• audiobook

Editor’s Note

“Difference of perspective…”

An erudite, playful, and compelling contemporary Greek tragedy, “Fates and Furies” examines the intricacies of a marriage, how our past defines us, and how well you can ever truly know someone.
Scribd Editor

From the Publisher

NEW YORK TIMES BESTSELLER
A FINALIST FOR THE 2015 NATIONAL BOOK AWARD
NPR MORNING EDITION BOOK CLUB PICK
NAMED A BEST BOOK OF THE YEAR BY: THE WASHINGTON POST, NPR, TIME, THE SEATTLE TIMES, MINNEAPOLIS STAR-TRIBUNE, SLATE, LIBRARY JOURNAL, KIRKUS, AND MANY MORE


"Lauren Groff is a writer of rare gifts, and Fates and Furies is an unabashedly ambitious novel that delivers - with comedy, tragedy, well-deployed erudition and unmistakable glimmers of brilliance throughout." -The New York Times Book Review (cover review)

"Elaborate, sensual...a writer whose books are too exotic and unusual to be missed."-The New York Times
 
"Fates and Furies is a clear-the-ground triumph." -Ron Charles, The Washington Post


From the award-winning, New York Times- bestselling author of The Monsters of Templeton and Arcadia, one of the most anticipated books of the fall: an exhilarating novel about marriage, creativity, art, and perception.

Fates and Furies is a literary masterpiece that defies expectation. A dazzling examination of a marriage, it is also a portrait of creative partnership written by one of the best writers of her generation. 

Every story has two sides. Every relationship has two perspectives. And sometimes, it turns out, the key to a great marriage is not its truths but its secrets. At the core of this rich, expansive, layered novel, Lauren Groff presents the story of one such marriage over the course of twenty-four years.

At age twenty-two, Lotto and Mathilde are tall, glamorous, madly in love, and destined for greatness. A decade later, their marriage is still the envy of their friends, but with an electric thrill we understand that things are even more complicated and remarkable than they have seemed. With stunning revelations and multiple threads, and in prose that is vibrantly alive and original, Groff delivers a deeply satisfying novel about love, art, creativity, and power that is unlike anything that has come before it. Profound, surprising, propulsive, and emotionally riveting, it stirs both the mind and the heart.


From the Hardcover edition.
Published: Penguin Audiobooks on
ISBN: 1594634483
Unabridged
Listen on Scribd mobile: iPhone, iPad and Android.
Availability for Fates and Furies: A Novel
With a 30 day free trial you can listen to one free audiobook per month

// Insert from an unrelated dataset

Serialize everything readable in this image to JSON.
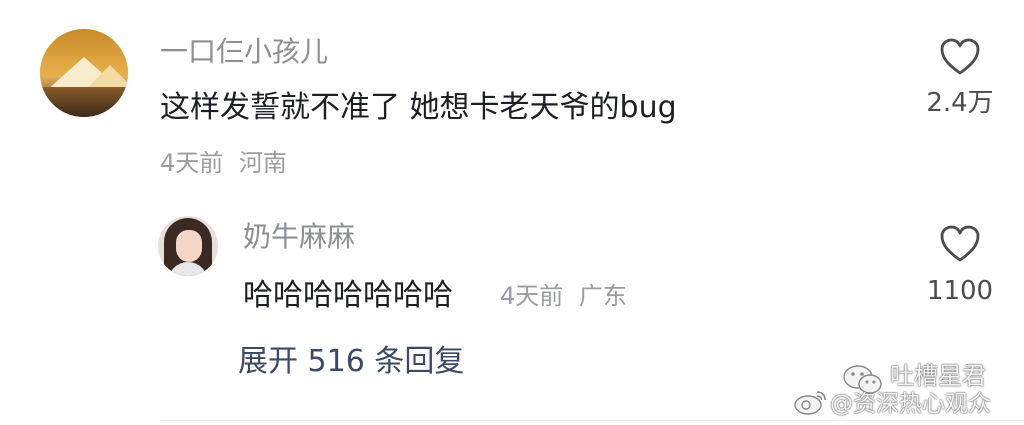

    Related Articles

    TIME
    2 min read

    A Death in the Family Inspires Two Works of Art

    RADHIKA JONES THE PARTY SCENE THAT OPENS Ann Patchett’s new novel unspools like a home movie. A lawyer from the L.A. district attorney’s office, Albert Cousins, crashes the christening celebration of baby Frances, second daughter of L.A. cop Fix Keating. Bert brings a bottle of gin; Beverly, Fix’s wife, halves oranges from the backyard for cocktails. Their collaboration on an assembly line of freshly squeezed drinks leads to an affair that breaks up two families—and joins them. It’s chaotic in the moment, but the patina of time reveals a graceful choreography. Commonwealth’s family saga, whi
    Foreign Policy
    5 min read

    Does the World Really Need Nation-States?

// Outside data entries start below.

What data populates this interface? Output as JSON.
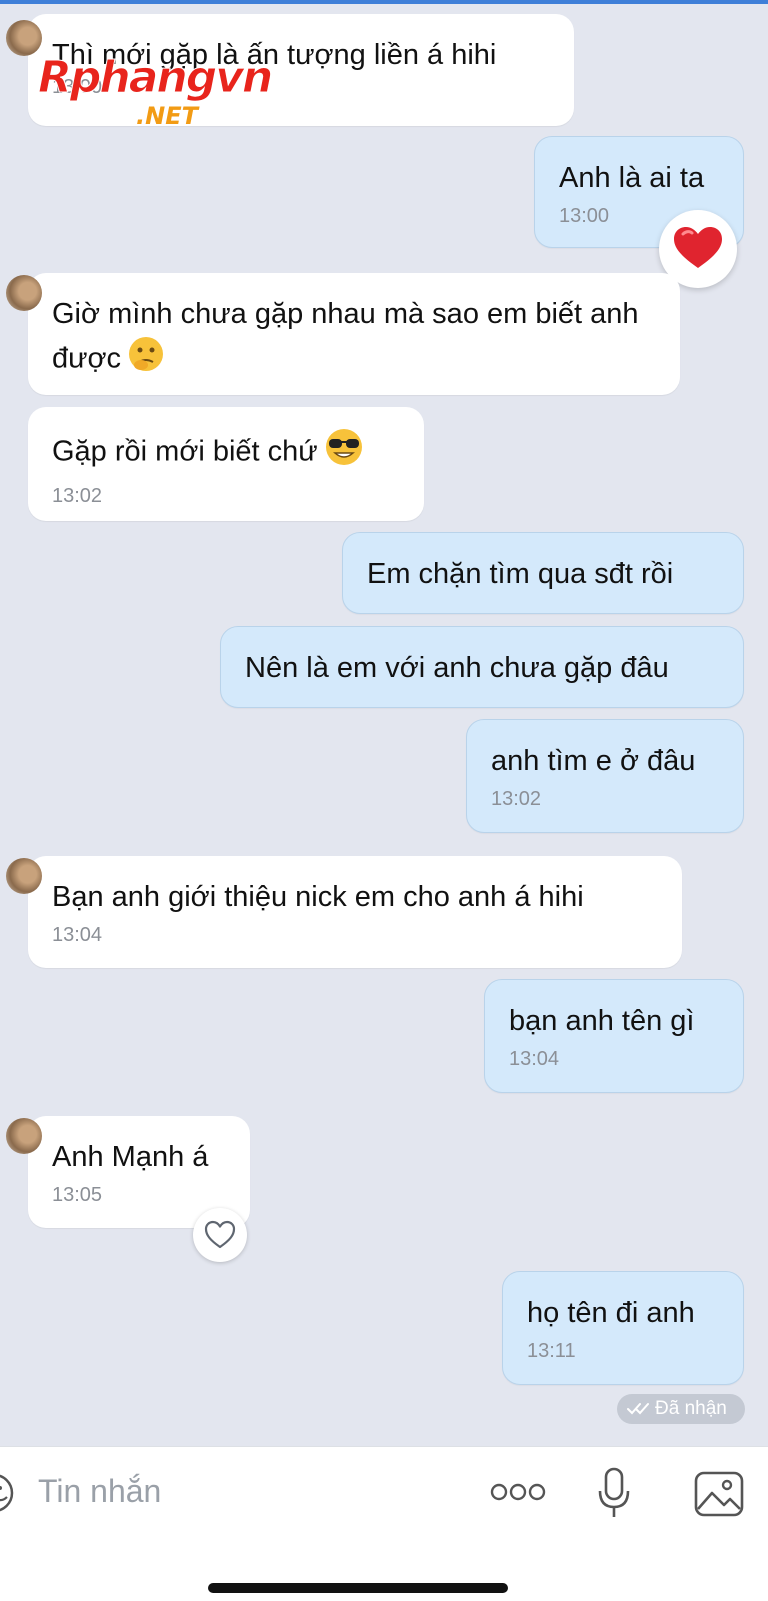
{
  "messages": [
    {
      "dir": "in",
      "text": "Thì mới gặp là ấn tượng liền á hihi",
      "time": "13:00"
    },
    {
      "dir": "out",
      "text": "Anh là ai ta",
      "time": "13:00",
      "reaction": "heart-red"
    },
    {
      "dir": "in",
      "text": "Giờ mình chưa gặp nhau mà sao em biết anh được",
      "emoji": "thinking-face-emoji"
    },
    {
      "dir": "in",
      "text": "Gặp rồi mới biết chứ",
      "time": "13:02",
      "emoji": "sunglasses-face-emoji"
    },
    {
      "dir": "out",
      "text": "Em chặn tìm qua sđt rồi"
    },
    {
      "dir": "out",
      "text": "Nên là em với anh chưa gặp đâu"
    },
    {
      "dir": "out",
      "text": "anh tìm e ở đâu",
      "time": "13:02"
    },
    {
      "dir": "in",
      "text": "Bạn anh giới thiệu nick em cho anh á hihi",
      "time": "13:04"
    },
    {
      "dir": "out",
      "text": "bạn anh tên gì",
      "time": "13:04"
    },
    {
      "dir": "in",
      "text": "Anh Mạnh á",
      "time": "13:05",
      "reaction": "heart-outline"
    },
    {
      "dir": "out",
      "text": "họ tên đi anh",
      "time": "13:11"
    }
  ],
  "status": {
    "label": "Đã nhận",
    "icon": "double-check-icon"
  },
  "input": {
    "placeholder": "Tin nhắn"
  },
  "toolbar": {
    "icons": [
      "sticker-icon",
      "more-dots-icon",
      "microphone-icon",
      "image-icon"
    ]
  },
  "watermark": {
    "main": "Rphangvn",
    "sub": ".NET"
  },
  "colors": {
    "incoming_bubble": "#ffffff",
    "outgoing_bubble": "#d4e9fb",
    "background": "#e3e6ef",
    "accent": "#3f7fd8"
  }
}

    To CHIGOZIE OBIOMA, there is more to writing fiction than crafting engaging characters and plots. Writers, he says, have an opportunity to assess and critique the world in which they live. The 2015 Global Thinker’s debut novel, The Fishermen, is a domestic drama about sibling rivalry, but it’s also an allegory for Nigeria’s destructive colonial legacy. TAIYE SELASI, though, finds value in literary stories that singularly explore interior landscapes, free of societal or political metaphor. To that end, her acclaimed 2013 novel, Ghana Must Go, delves into an immigrant family dealing with the dea
    New York Magazine
    3 min read

    The History of Plot

    B.K. PREHISTORY TO 500 BCE: The Creation Story (the Hebrew Bible, Sumerian tablets). How we first started to explain the world, relying mostly on supernatural explanations. 2100–400 BCE: The Epic Poem (the Epic of Gilgamesh, the Iliad). Episodic narratives in which the gods interact with people, with man at the center of the story. 500–400 BCE: Classical Tragedy (The Oresteia, Oedipus the King, Medea). Murder, incest, revenge, and the tragic flaw. Aristotle wrote in Poetics that they ideally preserved “the three unities”—of action (one story), time (one day), and place (one location). 1350–14